Former Prime Minister Tigran Sarkisian was appointed as Armenia’s ambassador to the United States on Thursday nearly three months after his surprise resignation.
Sarkisian stepped down on April 3, just two days after the country’s four leading opposition parties announced plans to hold nonstop rallies in Yerevan in support of their parliamentary motion of censure against his cabinet.
Opposition leaders said President Serzh Sarkisian (no relation) forced the premier to step down in order to stave off protests that would have threatened his hold on power. Representatives of the ruling Republican Party of Armenia (HHK) denied that. But neither they nor Tigran Sarkisian gave a clear reason for the resignation followed by a government reshuffle.
That the former premier will get a high-level diplomatic post abroad was confirmed by President Sarkisian later in April. It was initially expected that he will become Armenia’s ambassador to the European Union. Subsequent media reports predicted, however, that he will take over the Armenian mission in Washington.
Tigran Sarkisian strongly supported the signing of a wide-ranging Association Agreement with the EU until President Sarkisian precluded such a deal last August with his unexpected decision to make Armenia part of a Russian-led Customs Union. He has since strongly advocated membership in the trade bloc which is currently transformed into the Eurasian Economic Union.
Tigran Sarkisian, 54, was appointed prime minister shortly after Serzh Sarkisian took over as Armenia’s president in April 2008. He was the governor of the country’s Central Bank until then.
The outgoing Armenian ambassador in Washington, Tatul Markarian, was formally relieved of his duties in a separate decree signed by the president on Thursday.
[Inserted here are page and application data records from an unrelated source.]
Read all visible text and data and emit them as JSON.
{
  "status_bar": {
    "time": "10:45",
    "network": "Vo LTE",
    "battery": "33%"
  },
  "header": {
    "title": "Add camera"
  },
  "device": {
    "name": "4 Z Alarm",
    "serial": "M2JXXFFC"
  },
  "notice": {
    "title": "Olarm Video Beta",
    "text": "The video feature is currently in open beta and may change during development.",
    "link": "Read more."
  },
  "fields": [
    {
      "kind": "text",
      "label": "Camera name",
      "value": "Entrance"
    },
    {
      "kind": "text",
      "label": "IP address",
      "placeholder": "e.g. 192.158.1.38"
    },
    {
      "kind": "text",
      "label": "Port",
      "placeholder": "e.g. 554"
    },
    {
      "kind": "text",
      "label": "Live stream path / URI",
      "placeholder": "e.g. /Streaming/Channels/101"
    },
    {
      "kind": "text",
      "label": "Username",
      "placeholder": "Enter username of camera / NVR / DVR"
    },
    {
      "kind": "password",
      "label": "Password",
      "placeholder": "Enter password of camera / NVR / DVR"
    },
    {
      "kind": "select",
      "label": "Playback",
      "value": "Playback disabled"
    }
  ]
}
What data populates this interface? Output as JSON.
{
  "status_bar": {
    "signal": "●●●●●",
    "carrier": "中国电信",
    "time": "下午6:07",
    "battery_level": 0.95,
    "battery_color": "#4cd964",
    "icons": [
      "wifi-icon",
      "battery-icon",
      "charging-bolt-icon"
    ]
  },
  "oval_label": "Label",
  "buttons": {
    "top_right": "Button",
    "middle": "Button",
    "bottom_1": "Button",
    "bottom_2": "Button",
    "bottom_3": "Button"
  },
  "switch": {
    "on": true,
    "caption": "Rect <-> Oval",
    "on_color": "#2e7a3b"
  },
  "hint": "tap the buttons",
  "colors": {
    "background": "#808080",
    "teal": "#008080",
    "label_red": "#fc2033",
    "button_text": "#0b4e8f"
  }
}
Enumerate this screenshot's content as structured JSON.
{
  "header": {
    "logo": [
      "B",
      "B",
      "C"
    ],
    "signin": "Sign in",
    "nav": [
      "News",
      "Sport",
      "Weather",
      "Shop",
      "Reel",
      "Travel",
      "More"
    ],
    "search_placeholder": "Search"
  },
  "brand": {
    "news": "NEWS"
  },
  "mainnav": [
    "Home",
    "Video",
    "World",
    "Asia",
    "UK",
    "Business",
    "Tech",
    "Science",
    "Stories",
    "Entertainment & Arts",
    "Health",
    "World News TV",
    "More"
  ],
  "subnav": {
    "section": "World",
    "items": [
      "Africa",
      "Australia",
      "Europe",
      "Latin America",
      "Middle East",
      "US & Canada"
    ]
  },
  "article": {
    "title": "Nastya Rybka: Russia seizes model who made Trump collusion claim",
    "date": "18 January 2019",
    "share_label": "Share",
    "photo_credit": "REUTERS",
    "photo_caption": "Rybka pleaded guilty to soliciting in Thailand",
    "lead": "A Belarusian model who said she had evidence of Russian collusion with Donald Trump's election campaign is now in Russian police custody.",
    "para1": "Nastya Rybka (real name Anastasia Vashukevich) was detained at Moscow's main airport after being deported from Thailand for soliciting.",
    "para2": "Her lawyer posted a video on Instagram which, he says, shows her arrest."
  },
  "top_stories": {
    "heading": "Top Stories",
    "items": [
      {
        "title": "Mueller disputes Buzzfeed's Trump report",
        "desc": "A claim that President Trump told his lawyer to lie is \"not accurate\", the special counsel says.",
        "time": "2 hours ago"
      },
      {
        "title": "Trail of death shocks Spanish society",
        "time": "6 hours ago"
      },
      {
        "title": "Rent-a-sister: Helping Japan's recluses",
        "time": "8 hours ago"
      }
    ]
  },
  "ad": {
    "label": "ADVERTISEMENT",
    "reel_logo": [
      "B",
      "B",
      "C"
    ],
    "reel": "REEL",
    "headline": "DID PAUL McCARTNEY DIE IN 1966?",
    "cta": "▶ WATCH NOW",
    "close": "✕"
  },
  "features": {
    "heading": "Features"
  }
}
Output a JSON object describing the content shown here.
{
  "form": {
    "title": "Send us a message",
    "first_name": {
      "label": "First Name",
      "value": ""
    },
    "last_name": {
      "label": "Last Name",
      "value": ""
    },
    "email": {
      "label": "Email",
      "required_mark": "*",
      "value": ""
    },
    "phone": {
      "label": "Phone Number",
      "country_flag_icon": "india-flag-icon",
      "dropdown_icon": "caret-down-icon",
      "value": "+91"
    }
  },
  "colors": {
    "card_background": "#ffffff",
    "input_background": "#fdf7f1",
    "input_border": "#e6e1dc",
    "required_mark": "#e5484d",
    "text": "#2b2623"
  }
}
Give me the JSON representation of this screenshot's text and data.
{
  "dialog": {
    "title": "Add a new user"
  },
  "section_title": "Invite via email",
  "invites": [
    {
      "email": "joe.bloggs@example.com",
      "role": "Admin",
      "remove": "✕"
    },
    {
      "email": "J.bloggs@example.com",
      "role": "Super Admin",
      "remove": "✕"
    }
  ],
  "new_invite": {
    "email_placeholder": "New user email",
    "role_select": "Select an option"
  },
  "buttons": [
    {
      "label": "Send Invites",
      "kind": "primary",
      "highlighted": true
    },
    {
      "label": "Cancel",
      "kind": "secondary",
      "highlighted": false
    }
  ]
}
The 50-year-old career diplomat has held that position for the past nine years.
A farewell reception in Markarian’s honor was held at the U.S. State Department on Tuesday. “We wish him well,” James Warlick, the top American negotiator in the Nagorno-Karabakh peace process, tweeted afterwards.